When the director of La La Land, Damien Chazelle, was asked why he put a dream ballet at the end of the picture, he responded, “Why wouldn’t you put a dream ballet at the end of the picture?” La La Land tells the story of lovers Mia and Sebastian—she’s an aspiring actress and he’s a struggling musician—from the inception of their relationship to its unraveling. When they spot each other five years after breakup, the dream ballet takes them to an alternate universe where each makes different decisions that result in a thriving long-term bond, all set to music and dance.
I took great satisfaction from his answer about the dream ballet because he delivered it with equal parts incredulity and disdain; it felt right, so he did it. He’s a creative; he followed his instincts and created. He’s also a student of film history and knew from pictures going all the way back to silents that alternate-universe endings can slay an audience.

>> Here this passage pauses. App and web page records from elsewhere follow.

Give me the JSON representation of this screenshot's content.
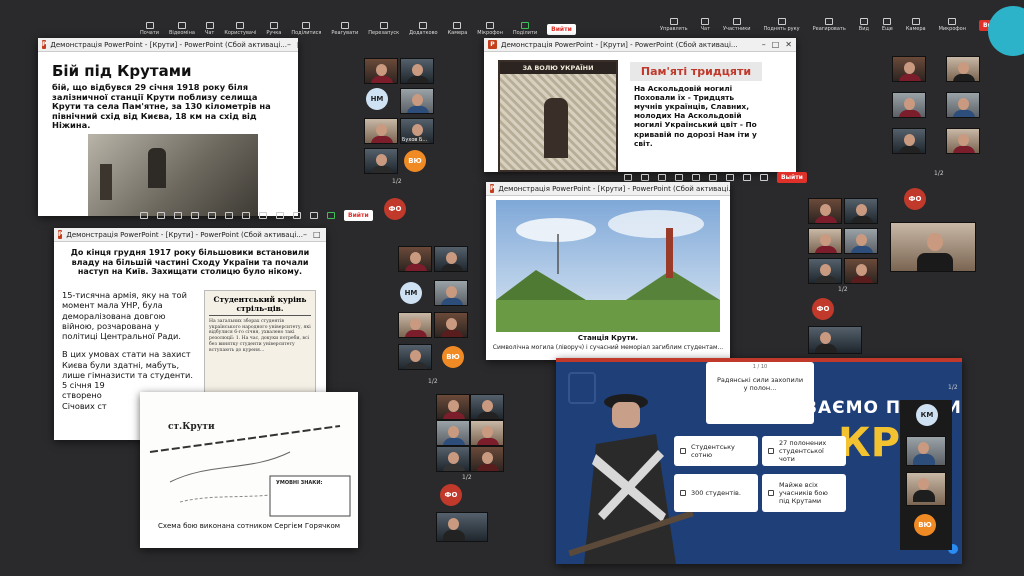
{
  "toolbar_left": {
    "items": [
      "Почати",
      "Відеоміна",
      "Чат",
      "Користувачі",
      "Ручка",
      "Поділитися",
      "Реагувати",
      "Перезапуск",
      "Додатково"
    ],
    "camera": "Камера",
    "mic": "Мікрофон",
    "sub": "Поділити",
    "leave": "Вийти"
  },
  "toolbar_right": {
    "items": [
      "Управлять",
      "Чат",
      "Участники",
      "Поднять руку",
      "Реагировать",
      "Вид",
      "Еще"
    ],
    "camera": "Камера",
    "mic": "Микрофон",
    "leave": "Выйти",
    "count": "17"
  },
  "win1": {
    "title": "Демонстрація PowerPoint - [Крути] - PowerPoint (Сбой активаці...",
    "heading": "Бій під Крутами",
    "body": "бій, що відбувся 29 січня 1918 року біля залізничної станції Крути поблизу селища Крути та села Пам'ятне, за 130 кілометрів на північний схід від Києва, 18 км на схід від Ніжина."
  },
  "win2": {
    "title": "Демонстрація PowerPoint - [Крути] - PowerPoint (Сбой активаці...",
    "lead": "До кінця грудня 1917 року більшовики встановили владу на більшій частині Сходу України та почали наступ на Київ. Захищати столицю було нікому.",
    "para1": "15-тисячна армія, яку на той момент мала УНР, була деморалізована довгою війною, розчарована у політиці Центральної Ради.",
    "para2": "В цих умовах стати на захист Києва були здатні, мабуть, лише гімназисти та студенти.",
    "date_partial": "5 січня 19",
    "created_partial": "створено",
    "sich_partial": "Січових ст",
    "newspaper_title": "Студентський курінь стріль-ців.",
    "newspaper_text": "На загальних зборах студентів українського народного університету, які відбулися 6-го січня, ухвалено такі резолюції: 1. На час, докуки потреби, всі без винятку студенти університету вступають до куреня..."
  },
  "map": {
    "station": "ст.Крути",
    "legend": "УМОВНІ ЗНАКИ:",
    "caption": "Схема бою виконана сотником Сергієм Горячком"
  },
  "win3": {
    "title": "Демонстрація PowerPoint - [Крути] - PowerPoint (Сбой активаці...",
    "poster": "ЗА ВОЛЮ УКРАЇНИ",
    "poem_title": "Пам'яті тридцяти",
    "poem": "На Аскольдовій могилі Поховали їх - Тридцять мучнів українців, Славних, молодих На Аскольдовій могилі Український цвіт - По кривавій по дорозі Нам іти у світ."
  },
  "win4": {
    "title": "Демонстрація PowerPoint - [Крути] - PowerPoint (Сбой активаці...",
    "station": "Станція Крути.",
    "caption": "Символічна могила (ліворуч) і сучасний меморіал загиблим студентам..."
  },
  "quiz": {
    "counter": "1 / 10",
    "question": "Радянські сили захопили у полон...",
    "banner": "ВАЄМО ПОДВИ",
    "banner2": "КР",
    "options": [
      "Студентську сотню",
      "27 полонених студентської чоти",
      "300 студентів.",
      "Майже всіх учасників бою під Крутами"
    ]
  },
  "participants": {
    "initials": [
      "НМ",
      "ВЮ",
      "ФО",
      "КМ"
    ],
    "names": [
      "Бухов Б..."
    ],
    "pages": [
      "1/2",
      "1/2",
      "1/2",
      "1/2",
      "1/2",
      "1/2"
    ]
  },
  "colors": {
    "accent": "#2a8bf2",
    "leave_red": "#e0302a",
    "corner_teal": "#2cb3c9"
  }
}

I’m in awe of creativity like what Damien Chazelle did with La La Land because it’s magical and I don’t know where it comes from, in anybody. From nothing comes something, a painting, a film, a book, a song, a performance with the power to entertain or even change lives. It all begins with an inspiration, a vision of art that needs to be created.
I’ve told the story before about sitting alone in my dead-quiet office writing Fireball as a dual-track narrative that converges in the middle. I was using many points of view, including minor characters like a crash investigator and a rescuer, and putting myself into the heads of real people in a work of non-fiction. I remember saying to myself on a particular day, “Man, is anybody gonna go for this?”
I didn’t have an outline, just a vision that the story must open with a plane flying over Las Vegas in the night. To breathe life into an old headline, I went by instinct, and instinct told me to do it this way and for better or worse, I did. Over and over I saw it and heard it, that plane flying over in the blackness of a Vegas night sky, its motors droning on into the distance.
I also knew where Mission would start, with a man (it’s Jimmy Stewart but he isn’t names in the prologue) plagued by PTSD from the war standing in a town covered in fake snow in the Mojave Desert in a heat wave, about to shoot a scene where he goes around shouting “Merry Christmas!” when it was really June. To me it had to start there, in the land of make-believe—the last time Jimmy Stewart had seen snow, it was while he was risking life or death on a rough bombing mission against Nuremberg and could see the Alps off to his south. Now he was back in Hollywood, and what must that have been like for a soldier who had seen too much action?
While in the Netherlands researching Mission, I discovered the city of Arnhem and learned that Audrey Hepburn had spent the war there. So began the journey as I tried to research Audrey’s life in Arnhem and came up with surprisingly little. I looked at all the biographies and each had, at most, a chapter about the war. A chapter! About the war! It was Jimmy Stewart all over again because that’s what I had found with Jim—biographers would basically say, “So Jim went off to war.” And the next sentence would be, “When he came back…” WHAT?
Because of a number of factors—key Dutch people willing to help and key archives I could access—I decided to go for it and write a book about Audrey in the war, which became Dutch Girl: Audrey Hepburn and World War II, to be released in the U.S. on April 15. Embarking on the project, I faced the same challenge I had with Jim, who refused to go on the record about certain aspects of the war. Audrey was another very private person and there were episodes she would discuss, and many she would not. However, this time I had about 6,000 of Audrey’s own words about the war to go on, which was about 5,800 more than I had from Jim, so that was a start.
But how do you structure a narrative about Audrey in the war? All I knew was that once again I had a starting point, a scene that had to begin the book: In the spring of 1935, Audrey’s mother met Adolf Hitler in Munich. Hitler was then the name on lips worldwide, a vibrant and charismatic superstar who had brought pride and prosperity back to a Depression-plagued Germany that had recently lost the Great War. This time around, the reader begins in Hitler’s office and looks into his blue eyes and shakes his hand, all the while wondering, on page one, where in the world is this going?
Well, I promise, not where you’d expect. There are two main characters to drive the narrative this time, Audrey, who enters adolescence under Nazi occupation in Arnhem, and Ella, Audrey’s mother, the Dutch baroness who had been enamored of Hitler. The twist is that occasionally we flash forward to see Audrey at different points of her adulthood, being who she became because of the war and living with the pain of all that had happened. There’s also a lot of history in this book, about the war, the Nazis, the Dutch Resistance—some joker on Goodreads already slammed the advance reading copy for too much history. “Cut it by a third; lose the history,” this person said.
So now I’m thinking, man, is anybody gonna go for this? I don’t know now any more than I knew when I was writing about a plane on a mountain. I’ll probably be asked in an interview, “Why did you start in Hitler’s office, for heaven’s sake?” And I will respond, hopefully with an appropriate mixture of incredulity and disdain, “Why would I not start in Hitler’s office, for heaven’s sake?”